Manchester United manager Sir Alex Ferguson believes Sunderland fans lost faith with Steve Bruce partly because of his Newcastle roots.
Bruce, born close to Sunderland's great rivals, lost his job on Wednesday.
And Ferguson said: "Fans just don't have patience any longer, just see what happened to Steve Bruce in the North East where being a Geordie didn't help.
"In that part of the world they are so passionate and committed to their team."
Bruce, born in the North East town of Corbridge, was abused by sections of the Sunderland support at the Stadium of Light after they lost against Wigan in his last game in charge, a result that left them stuck on 11 points, only two above the relegation zone.

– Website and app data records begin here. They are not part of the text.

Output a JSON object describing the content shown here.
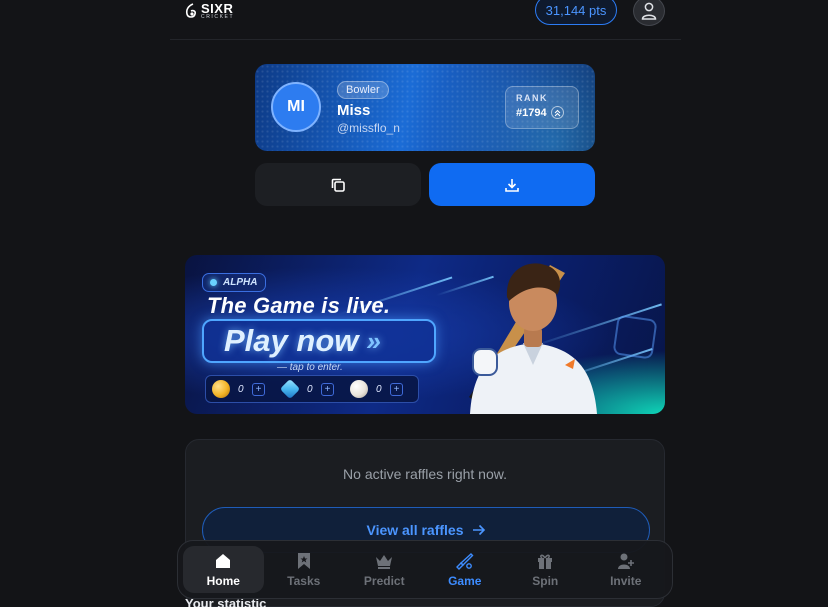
{
  "header": {
    "logo_main": "SIXR",
    "logo_sub": "CRICKET",
    "points": "31,144 pts",
    "profile_icon": "user-icon"
  },
  "profile": {
    "initials": "MI",
    "role": "Bowler",
    "name": "Miss",
    "handle": "@missflo_n",
    "rank_label": "RANK",
    "rank_value": "#1794"
  },
  "actions": {
    "copy_icon": "copy-icon",
    "download_icon": "download-icon"
  },
  "banner": {
    "badge": "ALPHA",
    "headline": "The Game is live.",
    "cta": "Play now",
    "cta_arrows": "»",
    "subtext": "— tap to enter.",
    "resources": [
      {
        "icon": "coin-icon",
        "value": "0",
        "color": "#f2b325"
      },
      {
        "icon": "gem-icon",
        "value": "0",
        "color": "#48b8f0"
      },
      {
        "icon": "ball-icon",
        "value": "0",
        "color": "#e9e4dc"
      }
    ],
    "plus": "+"
  },
  "raffles": {
    "empty_text": "No active raffles right now.",
    "view_all": "View all raffles"
  },
  "statistic_title": "Your statistic",
  "nav": {
    "items": [
      {
        "label": "Home",
        "icon": "home-icon"
      },
      {
        "label": "Tasks",
        "icon": "bookmark-icon"
      },
      {
        "label": "Predict",
        "icon": "crown-icon"
      },
      {
        "label": "Game",
        "icon": "cricket-bat-icon"
      },
      {
        "label": "Spin",
        "icon": "gift-icon"
      },
      {
        "label": "Invite",
        "icon": "add-user-icon"
      }
    ],
    "active": "Home"
  },
  "colors": {
    "accent": "#0f6bf2",
    "background": "#131417"
  }
}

And Ferguson argued that Bruce's sacking provided evidence that, in many cases, supporters do not give managers enough time.
He said: "I think Brucie has suffered because of that but that's the kind of supporters we have these days - no patience.
"He rebuilt a whole team and that requires a bit of patience from everyone, including Steve. I think Steve was realising that himself that he was going to have to wait.
"I think losing to Newcastle earlier on in the season didn't help him either because of the way they are in that part of the world but he will be back. In general his managerial record is very good."
But for all his sympathy for Bruce - a man who spent nine years in his squad at Old Trafford - Ferguson suggested that Martin O'Neill would make a positive impact if, as expected, he is named as the new manager.
"Martin has a very good track record," Ferguson said.
"The job he did at Villa Park was excellent, he did a great job at Celtic, he won the League Cup with Leicester so Martin has got the experience and track record to do well.
"If that's the job he's going to, I'm sure he will do well."